            We would do well to remember and emphasize such gospel love, especially when Christmas Day falls on a Sunday, this year.  In our business and our busy-ness, let’s keep our focus on why we have a Christmas.  May your church season be filled with hope, peace, joy, and love as you anticipate the coming of our Savior, Jesus Christ.

2 Peter 3:1-10

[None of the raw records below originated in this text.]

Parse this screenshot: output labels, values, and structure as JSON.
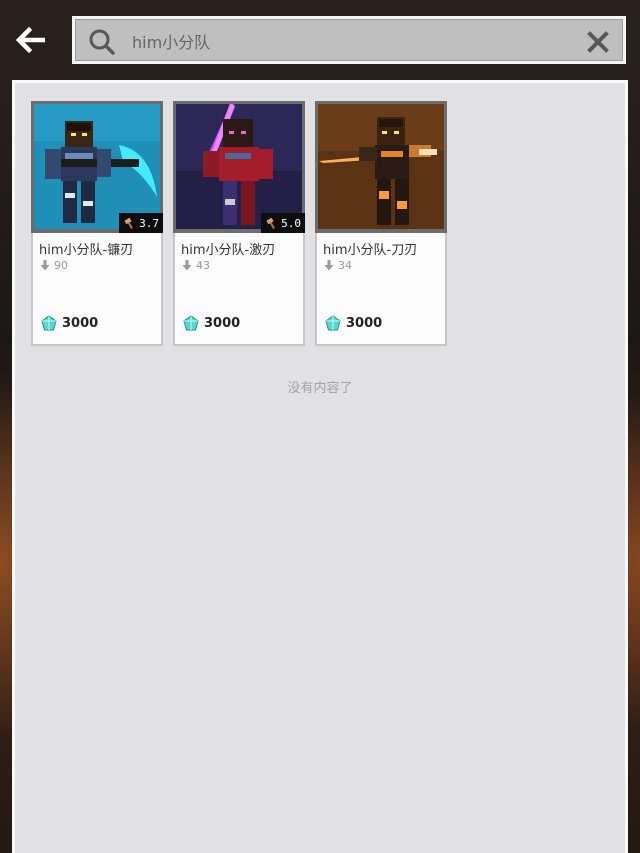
{
  "search": {
    "query": "him小分队",
    "placeholder": ""
  },
  "results": [
    {
      "title": "him小分队-镰刃",
      "downloads": "90",
      "rating": "3.7",
      "price": "3000",
      "accent": "#3fe0f0"
    },
    {
      "title": "him小分队-激刃",
      "downloads": "43",
      "rating": "5.0",
      "price": "3000",
      "accent": "#d040ff"
    },
    {
      "title": "him小分队-刀刃",
      "downloads": "34",
      "rating": "",
      "price": "3000",
      "accent": "#ff9a30"
    }
  ],
  "empty_message": "没有内容了",
  "icons": {
    "back": "arrow-left-icon",
    "search": "magnifier-icon",
    "clear": "close-icon",
    "rating": "hammer-icon",
    "download": "arrow-down-icon",
    "currency": "diamond-icon"
  },
  "colors": {
    "panel": "#e1e1e4",
    "diamond": "#4fd3cf"
  }
}
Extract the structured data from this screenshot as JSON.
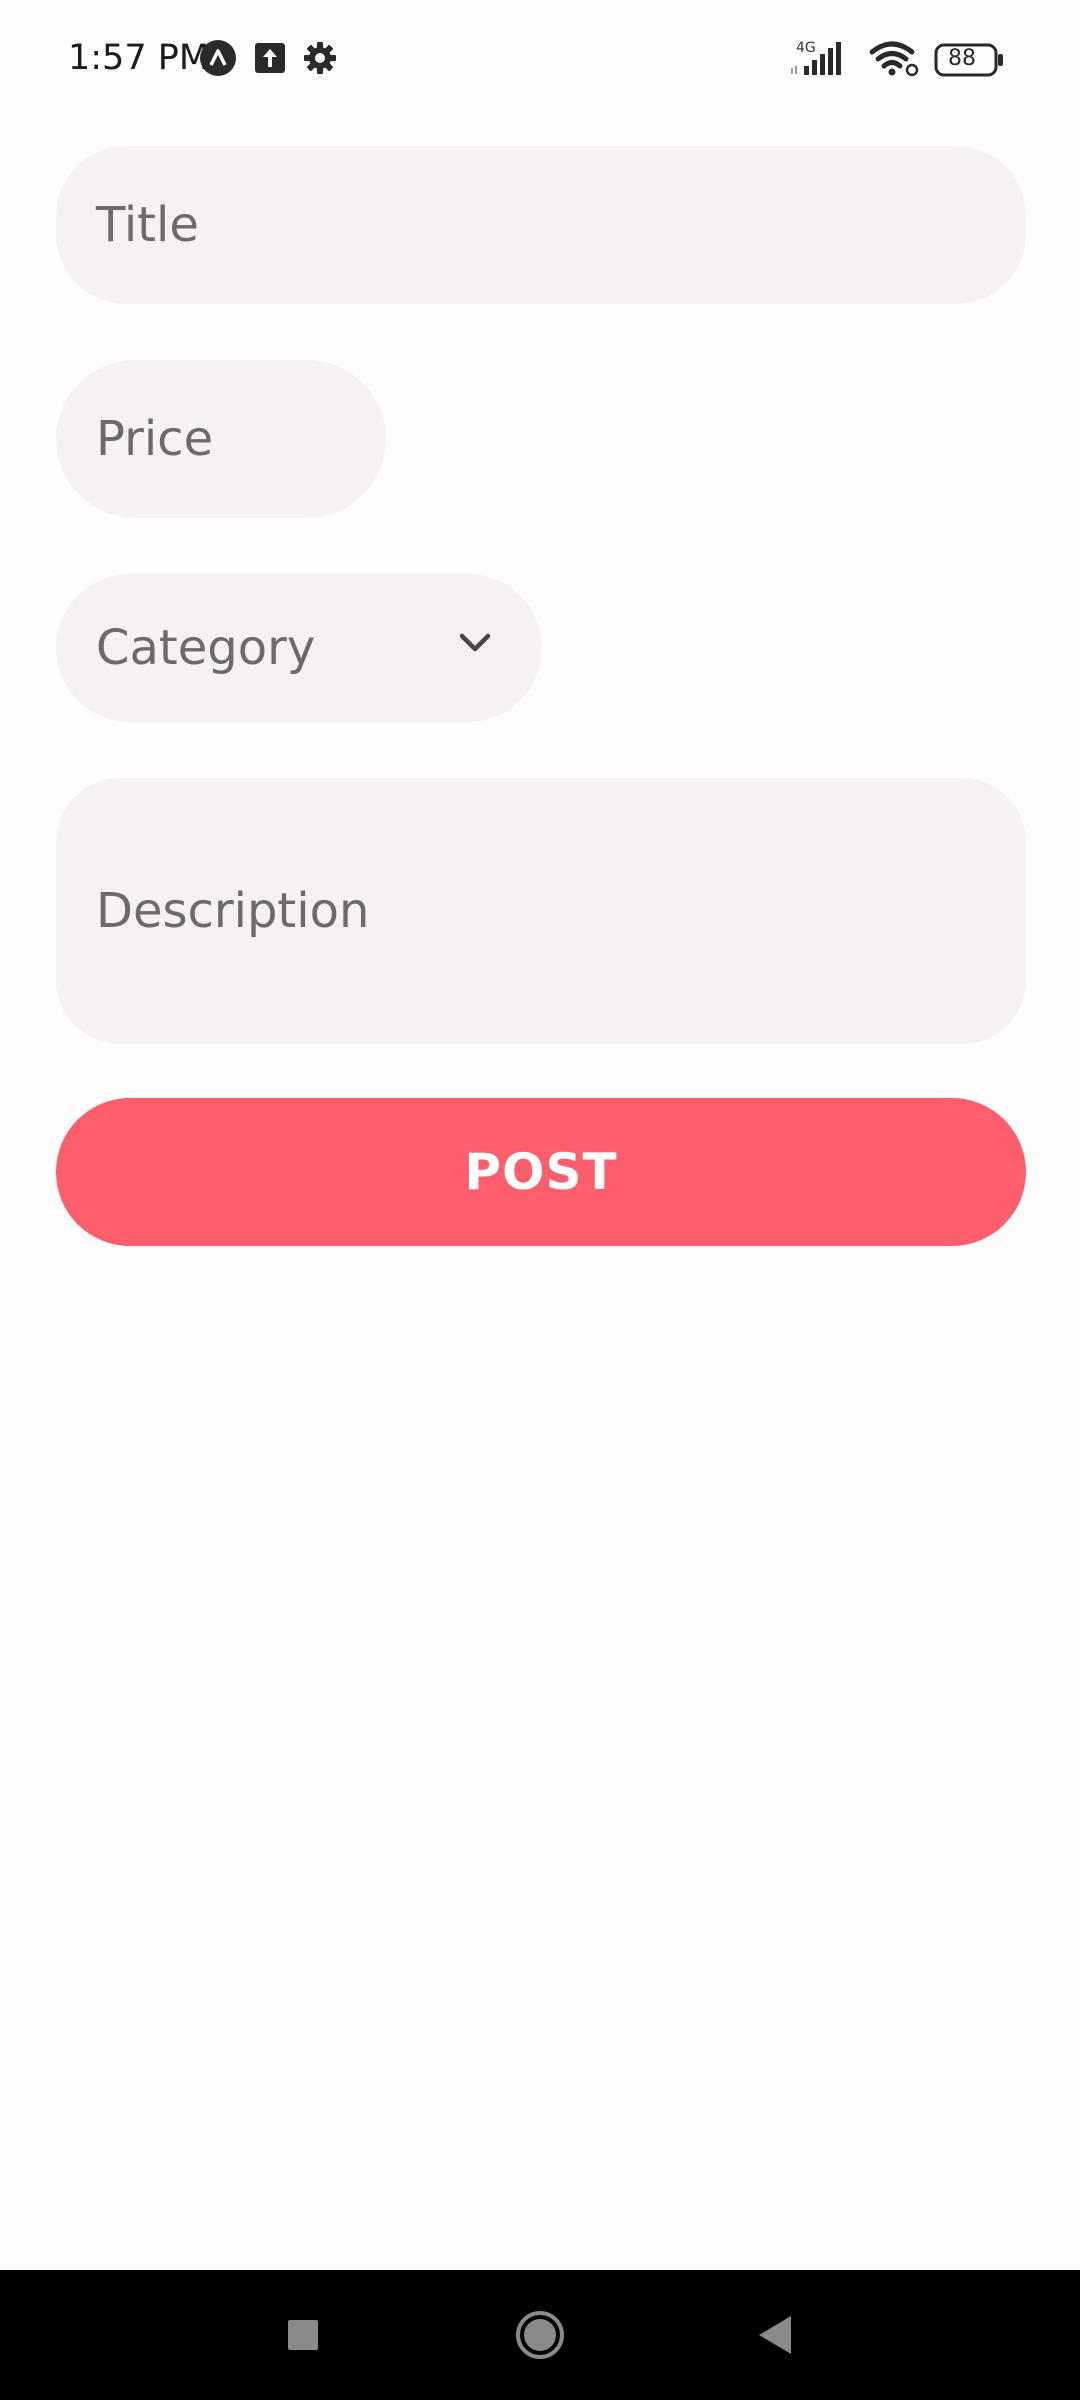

            The Lord Jesus will return.  He is coming.  A Second Advent shall occur.  Yes, I know we Christians have been babbling on about Christ’s Second Coming for centuries.  It’s been two-thousand years since the incarnation, and here we are still talking about Jesus’ return.  No, followers of Christ are not deluded or unusually weird (well, maybe a little weird).  God is not on vacation.  He isn’t aloof or unconcerned.  He exists, and he is up to something.  “The Lord isn’t slow about keeping his promises, as some people think he is.  In fact, God is patient, because he wants everyone to turn from sin and no one to be lost.”  Like a watching and concerned parent, God is waiting for all kinds of people to turn from empty wayward lives and return to him.  Yes, God has not yet returned because he is waiting for us to return.
 
            What some people often interpret as not caring is simply a cold misinterpretation of reality.  God cares.  God is infinitely patient.  God carefully and adroitly graces individuals with repentance full of faith that leads to a new life of peace, joy, and righteousness.  If we can admit that our perspective on things is typically puny and very limited, then we can begin to entertain a larger notion that God doesn’t operate like we do and his timetable is quite different than ours.
 
            There is no better time than now to participate with God by praying that your prodigal son or daughter, your wayward friend, and your clueless neighbor will come to know Jesus in this Advent season.  If God is waiting for folks to repent and believe the good news of forgiveness and new life in Christ, then he is also waiting for us to have some focused, sustained, and passionate prayer for those in need of Jesus.  May the angels in heaven rejoice on Christmas Day that salvation has come to your world.
 

 

            Saving Lord, your grace and compassion know no bounds.  Let the finished work of Jesus be applied to the homes of my friends, neighbors, and relatives so that they can know the incredible joy of new life through the incarnation, cross, and resurrection of Christ.  Amen.